The music industry has a tendency to label works as “classics,” and then move on from the particular work, forgetting about its power, significance, influence, and prowess in preference to the word “classic” instead. In remembering the Doors, their breakout 1967 album The Doors must be remembered, and not for its “classic” status, but rather, for its innovation, uniquity, and contribution to multiple genres.
The Doors approaches psychedelia far different than any album before its release. Taking on an intense, dark, hard-rock stance, their psychedelic rock focuses on the pressing questions of human nature and perception, steering away from the light, flowing nature of previous psychedelic rock and the psychedelic scene of the 60s in general. Experimentation is certainly present, but takes form as undulating, hypnotic rhythms. Dark melodies lure in the ear with almost seductive appeal. On top of that, the fusion of jazz and blues elements underscores the album with strings of spindly variation.
That being said, not every song is equal. Some tracks, usually the most popular in the Door’s discography, such as “Light My Fire,” take a romantic angle, and stand as the most pop-influenced tracks. On the other hand, more characteristically dark songs like “Alabama Song” and the 11 minute “The End” paint the album’s true character with organ-heavy and toned down instrumentation.
Thematically, The Doors can be explored through its name. Based off of Aldous Huxley’s essay “The Doors of Perception,” the tracks each explore deeply entrenched philosophies and mysteries, primarily brought by band frontman Jim Morrison. The pondering and almost poetic quality of lyrics by Morrison form the exploratory nature of the band, whether those explorations delve into perception, mankind, existence, or just love.
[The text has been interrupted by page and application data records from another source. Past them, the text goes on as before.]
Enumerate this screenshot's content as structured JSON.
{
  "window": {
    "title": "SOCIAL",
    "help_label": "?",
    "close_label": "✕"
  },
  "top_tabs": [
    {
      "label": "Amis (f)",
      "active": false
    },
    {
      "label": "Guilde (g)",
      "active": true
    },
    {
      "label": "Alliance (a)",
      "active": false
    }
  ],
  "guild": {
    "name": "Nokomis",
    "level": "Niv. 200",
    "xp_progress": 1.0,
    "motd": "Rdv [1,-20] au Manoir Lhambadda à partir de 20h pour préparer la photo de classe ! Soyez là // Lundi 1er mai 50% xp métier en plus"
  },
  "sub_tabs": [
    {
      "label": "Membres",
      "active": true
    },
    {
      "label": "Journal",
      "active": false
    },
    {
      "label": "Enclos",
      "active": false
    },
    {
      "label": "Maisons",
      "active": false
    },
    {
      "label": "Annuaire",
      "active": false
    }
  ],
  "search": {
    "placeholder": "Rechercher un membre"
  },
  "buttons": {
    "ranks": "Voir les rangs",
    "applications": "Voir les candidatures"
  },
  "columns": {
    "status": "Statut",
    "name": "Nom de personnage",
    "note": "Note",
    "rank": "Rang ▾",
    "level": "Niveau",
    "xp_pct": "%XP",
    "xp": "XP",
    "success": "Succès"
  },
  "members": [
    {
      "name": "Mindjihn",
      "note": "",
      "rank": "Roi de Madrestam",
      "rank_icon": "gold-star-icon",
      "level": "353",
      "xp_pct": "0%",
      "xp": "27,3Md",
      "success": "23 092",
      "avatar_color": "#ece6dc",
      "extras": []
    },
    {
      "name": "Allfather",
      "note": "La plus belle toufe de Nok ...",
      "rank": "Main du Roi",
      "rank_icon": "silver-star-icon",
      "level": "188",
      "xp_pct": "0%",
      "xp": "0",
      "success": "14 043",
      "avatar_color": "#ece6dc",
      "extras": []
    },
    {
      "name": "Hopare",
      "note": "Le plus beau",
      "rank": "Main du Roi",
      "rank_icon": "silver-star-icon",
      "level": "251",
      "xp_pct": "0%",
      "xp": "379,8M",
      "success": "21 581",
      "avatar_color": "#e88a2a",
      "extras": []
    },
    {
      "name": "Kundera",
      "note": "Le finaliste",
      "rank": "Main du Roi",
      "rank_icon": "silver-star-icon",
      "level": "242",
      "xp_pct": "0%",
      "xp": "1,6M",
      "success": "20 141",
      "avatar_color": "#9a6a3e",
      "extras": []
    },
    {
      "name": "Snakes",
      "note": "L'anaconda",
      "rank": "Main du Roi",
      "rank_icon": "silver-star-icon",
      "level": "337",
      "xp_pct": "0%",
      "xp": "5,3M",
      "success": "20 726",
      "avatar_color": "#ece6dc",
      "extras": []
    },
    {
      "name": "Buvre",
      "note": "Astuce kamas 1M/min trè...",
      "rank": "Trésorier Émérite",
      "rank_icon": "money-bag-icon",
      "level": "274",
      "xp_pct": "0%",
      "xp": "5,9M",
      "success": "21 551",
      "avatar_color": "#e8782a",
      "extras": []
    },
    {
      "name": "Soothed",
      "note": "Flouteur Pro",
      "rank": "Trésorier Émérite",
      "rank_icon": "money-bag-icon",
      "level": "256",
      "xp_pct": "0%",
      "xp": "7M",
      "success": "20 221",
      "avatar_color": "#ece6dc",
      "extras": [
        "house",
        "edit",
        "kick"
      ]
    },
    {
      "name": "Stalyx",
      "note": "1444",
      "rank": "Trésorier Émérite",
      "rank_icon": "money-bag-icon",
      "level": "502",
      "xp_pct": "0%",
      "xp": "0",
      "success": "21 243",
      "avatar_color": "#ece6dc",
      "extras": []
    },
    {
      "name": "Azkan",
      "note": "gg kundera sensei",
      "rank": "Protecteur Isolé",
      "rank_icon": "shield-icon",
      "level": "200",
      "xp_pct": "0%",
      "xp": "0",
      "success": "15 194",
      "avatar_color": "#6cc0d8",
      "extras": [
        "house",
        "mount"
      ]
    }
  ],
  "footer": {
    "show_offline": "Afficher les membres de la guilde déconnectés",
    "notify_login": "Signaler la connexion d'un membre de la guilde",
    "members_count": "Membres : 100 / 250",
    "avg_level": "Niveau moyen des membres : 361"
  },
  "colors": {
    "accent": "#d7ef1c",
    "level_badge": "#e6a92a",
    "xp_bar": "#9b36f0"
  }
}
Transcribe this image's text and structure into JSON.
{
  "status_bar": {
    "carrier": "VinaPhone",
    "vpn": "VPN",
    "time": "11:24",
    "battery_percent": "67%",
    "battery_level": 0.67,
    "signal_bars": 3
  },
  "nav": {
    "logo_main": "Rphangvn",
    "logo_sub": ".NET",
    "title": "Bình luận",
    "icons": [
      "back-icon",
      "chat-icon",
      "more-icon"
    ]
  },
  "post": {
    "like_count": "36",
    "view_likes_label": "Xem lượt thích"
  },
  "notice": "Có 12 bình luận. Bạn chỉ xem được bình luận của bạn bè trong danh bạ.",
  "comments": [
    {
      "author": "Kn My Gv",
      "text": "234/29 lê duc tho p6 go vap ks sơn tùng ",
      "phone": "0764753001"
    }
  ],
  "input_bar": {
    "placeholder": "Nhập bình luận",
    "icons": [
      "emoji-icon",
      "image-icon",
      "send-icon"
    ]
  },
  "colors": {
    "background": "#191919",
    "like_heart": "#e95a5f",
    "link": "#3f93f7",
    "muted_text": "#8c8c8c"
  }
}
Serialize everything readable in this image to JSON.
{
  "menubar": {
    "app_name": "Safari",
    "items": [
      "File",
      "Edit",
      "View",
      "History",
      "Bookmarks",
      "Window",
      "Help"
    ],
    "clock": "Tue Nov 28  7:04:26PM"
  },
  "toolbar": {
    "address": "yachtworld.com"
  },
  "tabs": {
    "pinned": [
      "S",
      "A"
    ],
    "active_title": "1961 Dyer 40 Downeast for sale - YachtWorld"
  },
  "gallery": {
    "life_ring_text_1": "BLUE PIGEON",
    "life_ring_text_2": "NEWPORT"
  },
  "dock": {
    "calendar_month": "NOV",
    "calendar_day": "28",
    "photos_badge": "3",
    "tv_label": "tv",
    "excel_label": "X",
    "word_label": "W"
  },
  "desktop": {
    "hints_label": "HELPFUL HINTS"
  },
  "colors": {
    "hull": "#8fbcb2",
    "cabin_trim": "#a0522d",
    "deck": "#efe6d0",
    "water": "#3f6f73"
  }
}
Rather than be labeled as dad rock or just common classic rock, the Doors and The Doors deserve to be recognized for what they truly are: explorations, enigmas, and true innovations.